After this preliminary purgation the patient starts upon his starvation routine. For three or four days the patient takes one to two teaspoonfuls of magnesium or sodium sulphate in a glass of comfortably hot water shortly after awakening in the morning. This salt tends to increase the flow of bile in the liver and to influence favorably the drain-age of the gall bladder. This increased flow of bile in turn acts as an intestinal antiseptic.
This must be absolute for the first few days. Patients should have no apprehension about any possible ill effects resulting from starvation. Its use in the treatment of diabetes is well known. Individuals have survived fasts of thirty to forty days and our method requires a maximal fast of but seven days.
The patient should know just what to expect in the way of symptoms while fasting. On the first day there may be a feeling of general discomfort, an “all gone” feeling and a craving for food. On the next day the head may feel heavy, the breath may be offensive and the mouth taste badly. A distrust in the merits of the method or a fear of con-sequences may develop on the third day. The patient may become irritable or depressed.
After the third day the feeling of hunger disappears and a feeling of internal cleanliness and mental clearness and optimism ensues. On the fifth or sixth day, not later than the seventh, hunger re-turns and it is my practice to start moderate feeding directly an eagerness for food returns. A glass of orange juice is given every four to five hours on the day following the end of the fasting period.
On the second day one glass of warm, skimmed milk is given at breakfast. One-half head of lettuce with lemon or orange juice is taken for lunch and a baked potato with one butter ball eaten for dinner. A glass of orange juice is taken at mid-forenoon and mid-afternoon. This diet, about 400 calories in all, should then be maintained or in-creased according to the condition of the patient or the amount of weight lost or desired to be lost. The menus submitted under Method I may then be followed, but in no case should dieting be too rigidly followed. Too rapid a reduction or the losing of too great a quantity of fat may be harmful.
For the intestinal sluggishness following the fourth or fifth day of starvation the writer favors the use of the saline enema one rounded teaspoonful of salt to two quarts of water. Continue this daily until a maintenance diet has been adopted. The writer usually gives alkalis such as calcium carbonate during the first few starvation days to combat the attendant acidosis.
Exert yourself very little during this radical reducing regimen. I urge most of my patients to spend most of their time in bed and to give up all business or other engagements while taking this cure. Some patients have attended to business during the entire ordeal but this is not recommended.
As a result of the above reducing method the patient’s fat, and not tissue fluid alone, has actually been reduced by many pounds.
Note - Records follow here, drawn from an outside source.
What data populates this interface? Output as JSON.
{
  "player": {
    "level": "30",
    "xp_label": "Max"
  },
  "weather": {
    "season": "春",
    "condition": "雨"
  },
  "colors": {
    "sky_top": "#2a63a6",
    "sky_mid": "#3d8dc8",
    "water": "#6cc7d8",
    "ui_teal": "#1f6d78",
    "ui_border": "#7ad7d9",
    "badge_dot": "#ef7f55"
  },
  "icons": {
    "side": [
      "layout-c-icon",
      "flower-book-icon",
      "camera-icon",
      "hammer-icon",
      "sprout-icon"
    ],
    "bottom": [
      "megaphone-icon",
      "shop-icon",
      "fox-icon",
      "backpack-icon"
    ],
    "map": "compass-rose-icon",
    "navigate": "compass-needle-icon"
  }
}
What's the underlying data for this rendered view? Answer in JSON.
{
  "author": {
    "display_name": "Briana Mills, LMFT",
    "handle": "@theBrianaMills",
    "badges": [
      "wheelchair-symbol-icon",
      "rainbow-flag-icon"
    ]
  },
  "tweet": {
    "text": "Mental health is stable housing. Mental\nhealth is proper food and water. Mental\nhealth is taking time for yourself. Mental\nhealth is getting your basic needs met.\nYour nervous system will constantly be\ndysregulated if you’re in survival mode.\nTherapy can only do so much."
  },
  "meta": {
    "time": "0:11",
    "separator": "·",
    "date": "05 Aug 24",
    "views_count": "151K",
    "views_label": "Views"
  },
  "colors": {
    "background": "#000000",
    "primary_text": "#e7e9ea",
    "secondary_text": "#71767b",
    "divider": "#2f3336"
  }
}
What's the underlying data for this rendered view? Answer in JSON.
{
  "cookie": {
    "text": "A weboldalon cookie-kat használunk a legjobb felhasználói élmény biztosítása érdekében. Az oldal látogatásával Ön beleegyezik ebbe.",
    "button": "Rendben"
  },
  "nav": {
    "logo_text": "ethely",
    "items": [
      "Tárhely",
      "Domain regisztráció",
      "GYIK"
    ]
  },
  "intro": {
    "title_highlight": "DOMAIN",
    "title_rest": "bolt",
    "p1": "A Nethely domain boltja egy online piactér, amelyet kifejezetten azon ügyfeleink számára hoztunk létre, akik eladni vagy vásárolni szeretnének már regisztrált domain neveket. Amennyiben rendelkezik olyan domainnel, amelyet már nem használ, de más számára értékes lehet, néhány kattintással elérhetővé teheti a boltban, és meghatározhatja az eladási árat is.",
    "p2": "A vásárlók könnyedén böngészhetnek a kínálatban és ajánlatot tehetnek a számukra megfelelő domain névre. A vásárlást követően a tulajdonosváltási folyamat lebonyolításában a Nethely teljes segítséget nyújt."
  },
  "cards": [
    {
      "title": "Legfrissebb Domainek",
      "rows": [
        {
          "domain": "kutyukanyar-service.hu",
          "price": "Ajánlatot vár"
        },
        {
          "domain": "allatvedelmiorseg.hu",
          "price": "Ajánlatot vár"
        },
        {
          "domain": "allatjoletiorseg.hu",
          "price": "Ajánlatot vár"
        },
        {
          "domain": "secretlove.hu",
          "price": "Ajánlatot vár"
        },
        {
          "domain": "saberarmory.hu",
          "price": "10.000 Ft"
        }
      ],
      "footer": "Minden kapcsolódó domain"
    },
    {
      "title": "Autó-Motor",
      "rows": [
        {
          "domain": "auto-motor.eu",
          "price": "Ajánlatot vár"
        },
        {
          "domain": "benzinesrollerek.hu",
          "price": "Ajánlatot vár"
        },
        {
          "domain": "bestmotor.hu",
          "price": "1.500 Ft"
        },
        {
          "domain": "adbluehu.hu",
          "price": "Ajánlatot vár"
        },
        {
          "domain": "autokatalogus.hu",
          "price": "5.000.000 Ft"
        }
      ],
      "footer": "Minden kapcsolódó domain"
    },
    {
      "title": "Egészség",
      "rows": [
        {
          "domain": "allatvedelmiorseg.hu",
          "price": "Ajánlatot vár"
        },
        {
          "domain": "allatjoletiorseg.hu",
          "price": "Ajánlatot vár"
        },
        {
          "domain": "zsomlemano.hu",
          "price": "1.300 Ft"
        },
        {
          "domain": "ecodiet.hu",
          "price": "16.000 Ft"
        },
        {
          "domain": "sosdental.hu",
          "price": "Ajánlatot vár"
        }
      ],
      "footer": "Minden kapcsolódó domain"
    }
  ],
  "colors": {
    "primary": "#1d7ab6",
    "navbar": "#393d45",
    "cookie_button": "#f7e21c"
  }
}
And the intestinal toxaemia and its underlying cause will, in many cases, have been entirely eradicated. If this system of reducing is repeated from time to time weight reduction and health promotion will be assured. But you should always be under your physician’s care when placing yourself upon such a drastic regimen.
The public has become morbid on the subject of roughage, vitamins, mineral salts, alcohol, tobacco, exercise, laboratory tests and periodic health examinations. Commercial advertisers are largely responsible for this for they persuade us to use a particular kind of food, beverage, smoke or exercising apparatus by scare-line copy or unscientific information. Physicians through their writings, lectures or office remarks try to point out health fallacies and dangers and attempt in every way possible to make constructive and individualized suggestions as to health maintenance or improvement. To generalize in dietary instructions is almost as dangerous as to generalize in prescription writing.